And while I reveled in my awakening that year, I was not prepared for the aftermath and emotional consequences that would follow later. Soon questions upon questions about being gay, my place in society, my place in the grand scheme of things came into question. And these very same questions were echoed in a book that I happened to find intriguing based on the title. I didn’t even know at the time that there was a movie version of it that was currently being adapted. That book was “Interview With The Vampire” by Anne Rice. In that book, I fell in love with Louis. I fell in love with his questions with his existential search for love and for meaning.
The book echoed my own search for identity and purpose and whenever I would meet fellow gay men during one of their group meetups or as the coined term goes, “Eye-Balls”, which is a gathering of fellow members of a chat group, I felt I was Louis meeting fellow blood-drinkers from the Théâtre des Vampires! I was ecstatic. I learned that there were others like me who were on the search. There were also others who were on the prowl. But I ignored that because, I finally found a group where I can be myself, where I can aspire to belong.
I knew that they were more of the seasoned lot and I was the ingenue. I was the newly turned and wanting to socialize with those who came before me, those who had and embarked on their personal journey, those who lived in the world longer than I had. Surely they had answers for me. Why does society treat us this way? Why do I not have an issue with homosexuality from a religious point of view but was more concerned with what was being required of me by society & by my family?

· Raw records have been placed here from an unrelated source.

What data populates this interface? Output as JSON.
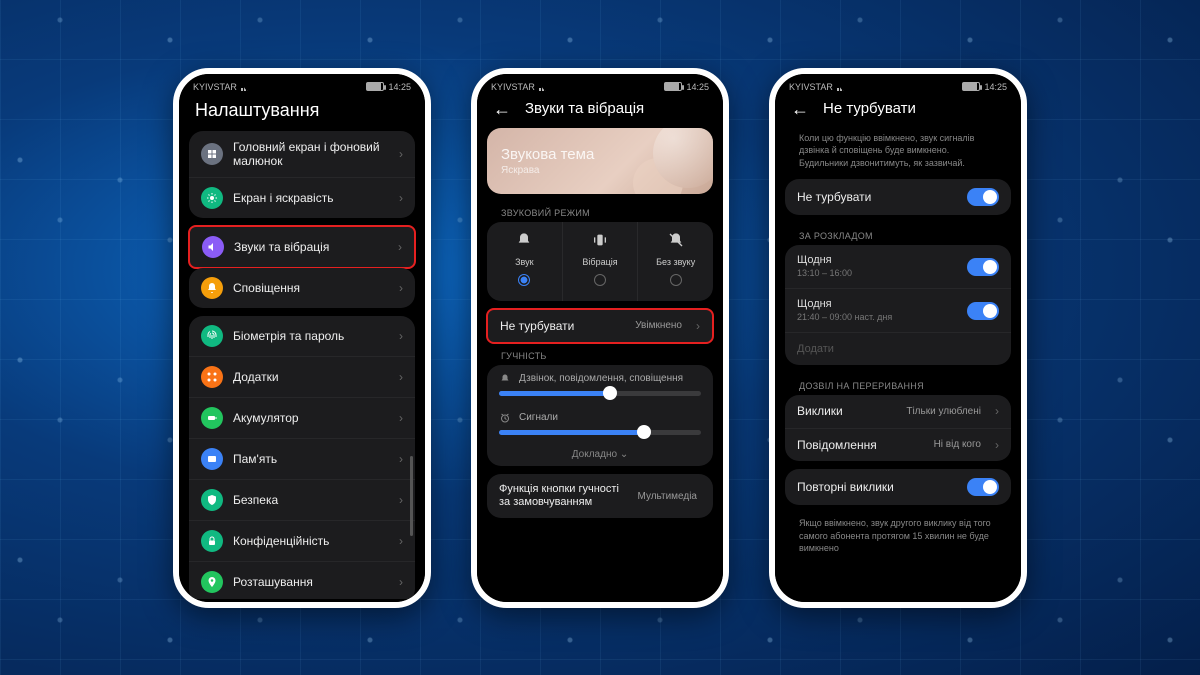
{
  "status": {
    "carrier": "KYIVSTAR",
    "time": "14:25"
  },
  "colors": {
    "accent": "#3b82f6",
    "highlight": "#e52020",
    "icons": {
      "home": "#6b7280",
      "display": "#10b981",
      "sound": "#8b5cf6",
      "notif": "#f59e0b",
      "biometry": "#10b981",
      "apps": "#f97316",
      "battery": "#22c55e",
      "storage": "#3b82f6",
      "security": "#10b981",
      "privacy": "#10b981",
      "location": "#22c55e"
    }
  },
  "p1": {
    "title": "Налаштування",
    "items": [
      {
        "label": "Головний екран і фоновий малюнок"
      },
      {
        "label": "Екран і яскравість"
      },
      {
        "label": "Звуки та вібрація",
        "highlight": true
      },
      {
        "label": "Сповіщення"
      },
      {
        "label": "Біометрія та пароль"
      },
      {
        "label": "Додатки"
      },
      {
        "label": "Акумулятор"
      },
      {
        "label": "Пам'ять"
      },
      {
        "label": "Безпека"
      },
      {
        "label": "Конфіденційність"
      },
      {
        "label": "Розташування"
      }
    ]
  },
  "p2": {
    "title": "Звуки та вібрація",
    "theme": {
      "title": "Звукова тема",
      "sub": "Яскрава"
    },
    "mode_header": "ЗВУКОВИЙ РЕЖИМ",
    "modes": [
      {
        "label": "Звук",
        "selected": true
      },
      {
        "label": "Вібрація",
        "selected": false
      },
      {
        "label": "Без звуку",
        "selected": false
      }
    ],
    "dnd": {
      "label": "Не турбувати",
      "value": "Увімкнено",
      "highlight": true
    },
    "volume_header": "ГУЧНІСТЬ",
    "sliders": [
      {
        "label": "Дзвінок, повідомлення, сповіщення",
        "value": 55
      },
      {
        "label": "Сигнали",
        "value": 72
      }
    ],
    "expand": "Докладно",
    "fn": {
      "label": "Функція кнопки гучності за замовчуванням",
      "value": "Мультимедіа"
    }
  },
  "p3": {
    "title": "Не турбувати",
    "desc": "Коли цю функцію ввімкнено, звук сигналів дзвінка й сповіщень буде вимкнено. Будильники дзвонитимуть, як зазвичай.",
    "main": {
      "label": "Не турбувати",
      "on": true
    },
    "sched_header": "ЗА РОЗКЛАДОМ",
    "schedules": [
      {
        "title": "Щодня",
        "time": "13:10 – 16:00",
        "on": true
      },
      {
        "title": "Щодня",
        "time": "21:40 – 09:00 наст. дня",
        "on": true
      }
    ],
    "add": "Додати",
    "interrupt_header": "ДОЗВІЛ НА ПЕРЕРИВАННЯ",
    "calls": {
      "label": "Виклики",
      "value": "Тільки улюблені"
    },
    "msgs": {
      "label": "Повідомлення",
      "value": "Ні від кого"
    },
    "repeat": {
      "label": "Повторні виклики",
      "on": true
    },
    "repeat_desc": "Якщо ввімкнено, звук другого виклику від того самого абонента протягом 15 хвилин не буде вимкнено"
  }
}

Later I would learn that the book itself was described as one long “gay allegory” by an interviewer from Advocate magazine. Like Louis, I longed for answers, and even if those answers spawned more questions, I didn’t care. The mere fact that I was asking meant that my search was valid. That my journey was important even if others told me that I would soon “lose my mortal coil” and ultimately become who I was meant to be? It wasn’t enough. I wanted a guarantee. I wanted a blueprint, a map that I can easily navigate.
And so I explored Louis’ journey further and immersed myself in the world of Vampires, New Orleans, Existentialism, and the constant search for self and soul-feeding sustenance. Along the way, I met and fell in love with Lestat, Armand, Marius, Pandora, Maharet, David Talbot, and the rest of the Coven of the Articulate. I also got to know the powerful Mayfair Witches and their own tale of family politics and search for power and identity amidst a history of sex and the supernatural.
These days, I’m happy to say that although my search is over and that I am happy with the person that I have finally become, Anne Rice is still and will always be my favorite author and one whose books and writing continue to inspire and invoke in me the desire to be a better writer and a better reader. One that is both determined and disciplined. One who knows what he wants to say and how to say it.
With social media being the one outlet that most of us can share our thoughts and perspectives on, books for me will still be the one platform where voices can be shared, can be honest, and can be as loud as they need to in order to be heard.
I am glad that we have this opportunity, via these pages, to share our own stories and our own journeys. One that would add another link in the never-ending chain of communication and connection.
Pride is more than just the parades and the emblems that we wear or give ourselves.
Pride above all is the meaning and acceptance that we give ourselves first before sharing it with others.
It is the armor that we clothe ourselves in as we face the world, a place where not everyone wears the same armor that we don, or even believe that we should even be wearing one.
While all men are created equal, alas they are not perceived as such.
And how we perceive ourselves should matter more.
Happy PRIDE everyone.
WE Deserve This!